----- DATASET ENTRIES -----

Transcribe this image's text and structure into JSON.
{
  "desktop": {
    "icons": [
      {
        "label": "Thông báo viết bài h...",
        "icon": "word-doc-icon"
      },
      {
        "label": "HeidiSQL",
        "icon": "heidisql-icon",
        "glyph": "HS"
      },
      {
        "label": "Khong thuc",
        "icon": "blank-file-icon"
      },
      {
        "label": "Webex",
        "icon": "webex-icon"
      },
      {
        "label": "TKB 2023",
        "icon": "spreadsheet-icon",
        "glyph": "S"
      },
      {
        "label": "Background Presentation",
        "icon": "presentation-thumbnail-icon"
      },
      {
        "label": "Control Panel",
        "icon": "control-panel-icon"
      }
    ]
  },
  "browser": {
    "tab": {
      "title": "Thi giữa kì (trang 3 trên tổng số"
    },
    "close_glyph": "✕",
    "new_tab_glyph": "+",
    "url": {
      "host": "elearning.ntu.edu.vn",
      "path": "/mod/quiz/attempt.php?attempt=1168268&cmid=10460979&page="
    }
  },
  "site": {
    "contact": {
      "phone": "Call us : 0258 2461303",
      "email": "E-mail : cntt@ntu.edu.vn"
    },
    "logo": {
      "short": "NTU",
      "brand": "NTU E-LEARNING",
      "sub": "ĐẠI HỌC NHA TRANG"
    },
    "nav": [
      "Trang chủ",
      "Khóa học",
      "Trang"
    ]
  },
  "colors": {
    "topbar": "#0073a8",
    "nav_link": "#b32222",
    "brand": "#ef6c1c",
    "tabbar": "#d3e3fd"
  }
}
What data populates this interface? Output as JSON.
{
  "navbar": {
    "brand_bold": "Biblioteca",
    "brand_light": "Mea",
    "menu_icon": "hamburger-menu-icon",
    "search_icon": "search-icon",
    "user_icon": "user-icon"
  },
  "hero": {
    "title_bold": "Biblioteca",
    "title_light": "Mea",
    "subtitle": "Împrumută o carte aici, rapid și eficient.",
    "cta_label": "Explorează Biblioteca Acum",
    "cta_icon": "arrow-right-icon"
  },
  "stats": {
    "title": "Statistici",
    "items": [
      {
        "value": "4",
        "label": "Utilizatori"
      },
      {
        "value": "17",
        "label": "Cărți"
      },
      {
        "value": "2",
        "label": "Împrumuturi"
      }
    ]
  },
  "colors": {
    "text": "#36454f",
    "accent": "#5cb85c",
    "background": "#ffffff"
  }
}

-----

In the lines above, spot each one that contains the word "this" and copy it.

**WRITTEN SOLUTION**:
Transcribe this image's text and structure into JSON.
What data populates this interface? Output as JSON.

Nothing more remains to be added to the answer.